Veronica, who was known to many people as Rony, suffered a massive brain haemorrhage at the couple’s home in Winstanley but her kidneys and liver were used in life-saving operations following her death in hospital.
All three recipients, one of whom was astonishingly given an organ the day after joining the waiting list, are doing well and are now either back at home with their families or awaiting discharge from hospital.
Mr Friel will also travel to London later this year to receive the UK Award for Organ Donation, an honour given posthumously to the families and loved ones of donors.
Mr Friel, 72, said: “I’m just so proud of her. She had been on the register for more than 30 years and she always had the little card in her purse.
“The men who received her kidneys had both been on dialysis for a couple of years and someone who was on the list for a transplant for just a day received her liver. It’s just unbelievable and wonderful.
“Knowing these lives have been saved takes some of the pain away. It’s bad enough losing somebody but to think she gave these three lives does help.
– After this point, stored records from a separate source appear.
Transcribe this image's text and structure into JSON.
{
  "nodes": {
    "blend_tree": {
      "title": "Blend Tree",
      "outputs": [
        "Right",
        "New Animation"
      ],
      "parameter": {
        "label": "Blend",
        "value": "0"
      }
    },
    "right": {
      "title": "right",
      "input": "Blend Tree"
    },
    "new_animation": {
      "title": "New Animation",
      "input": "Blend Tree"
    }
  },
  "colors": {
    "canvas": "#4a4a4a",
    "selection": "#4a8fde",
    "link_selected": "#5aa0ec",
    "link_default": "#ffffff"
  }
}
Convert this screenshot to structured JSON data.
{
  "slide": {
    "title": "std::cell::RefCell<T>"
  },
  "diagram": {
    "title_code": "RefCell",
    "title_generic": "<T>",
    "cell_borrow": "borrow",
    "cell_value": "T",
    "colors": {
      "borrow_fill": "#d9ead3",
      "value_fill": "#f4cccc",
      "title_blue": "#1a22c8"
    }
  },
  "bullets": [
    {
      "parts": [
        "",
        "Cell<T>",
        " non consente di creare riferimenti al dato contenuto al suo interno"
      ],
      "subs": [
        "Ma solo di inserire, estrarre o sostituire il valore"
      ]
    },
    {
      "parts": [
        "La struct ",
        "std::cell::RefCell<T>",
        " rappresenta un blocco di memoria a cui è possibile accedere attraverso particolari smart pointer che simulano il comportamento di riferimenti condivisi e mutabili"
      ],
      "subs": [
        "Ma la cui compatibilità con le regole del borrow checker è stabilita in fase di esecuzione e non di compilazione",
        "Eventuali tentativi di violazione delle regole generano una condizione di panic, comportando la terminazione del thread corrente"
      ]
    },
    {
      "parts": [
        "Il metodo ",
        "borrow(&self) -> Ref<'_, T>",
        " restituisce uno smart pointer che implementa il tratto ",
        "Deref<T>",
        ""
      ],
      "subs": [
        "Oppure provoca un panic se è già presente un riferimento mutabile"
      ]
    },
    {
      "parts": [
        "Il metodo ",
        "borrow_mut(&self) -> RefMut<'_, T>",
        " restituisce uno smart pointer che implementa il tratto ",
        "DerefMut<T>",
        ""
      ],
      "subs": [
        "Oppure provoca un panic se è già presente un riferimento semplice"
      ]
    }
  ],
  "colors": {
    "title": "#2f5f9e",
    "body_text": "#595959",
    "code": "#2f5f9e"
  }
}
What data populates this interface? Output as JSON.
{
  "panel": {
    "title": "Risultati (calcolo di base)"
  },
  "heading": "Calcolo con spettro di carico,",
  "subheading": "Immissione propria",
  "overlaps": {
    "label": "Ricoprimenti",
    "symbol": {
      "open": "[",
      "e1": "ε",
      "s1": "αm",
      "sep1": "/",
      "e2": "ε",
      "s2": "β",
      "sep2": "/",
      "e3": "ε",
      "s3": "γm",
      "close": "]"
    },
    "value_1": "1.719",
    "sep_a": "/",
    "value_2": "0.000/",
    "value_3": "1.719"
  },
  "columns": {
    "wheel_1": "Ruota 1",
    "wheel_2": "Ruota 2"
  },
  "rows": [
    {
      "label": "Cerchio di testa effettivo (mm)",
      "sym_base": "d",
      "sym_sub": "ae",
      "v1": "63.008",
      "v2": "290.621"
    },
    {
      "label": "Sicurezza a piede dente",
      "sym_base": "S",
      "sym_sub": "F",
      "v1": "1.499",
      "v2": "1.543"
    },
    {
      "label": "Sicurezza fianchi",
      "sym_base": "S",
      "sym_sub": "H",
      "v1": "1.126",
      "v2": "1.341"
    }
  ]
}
It’s like her death hasn’t been in vain and it’s some good news to come out of this bad news.”
Mr Friel is also an organ donor himself and says he has been encouraging as many friends as possible to sign up for the register.
His call is being backed by our sister paper the Wigan Evening Post which is aiming to turn the borough into a donor town through its Giving the Gift of Life campaign.
He will travel to St James’ Palace this autumn to receive the award which was created by humanitarian charity the Order of St John recognising the gifts organ donors and their families make by improving and transforming other people’s lives.
Mr Friel says he would encourage anyone to sign the organ donor register and for both himself and his wife it was a fairly straightforward decision.
He said: “It’s just giving someone else a life chance. We’ve always tried to be unselfish people and help others by doing things like charity work or running coffee mornings for Cancer Research,
“I would say to people: be a donor and save somebody else’s life. You don’t need your organs once you’re dead, so think of someone else.
“I asked the organ donation people if it mattered that my wife was 72 and they said it didn’t because your kidneys and liver don’t deteriorate as long as they’ve got a good blood supply. As long as they’ve been looked after and not abused, they can use them.
“I just thought it would be lovely to encourage people.”
To register as a donor or find out more, visit www.organdonation.nhs.uk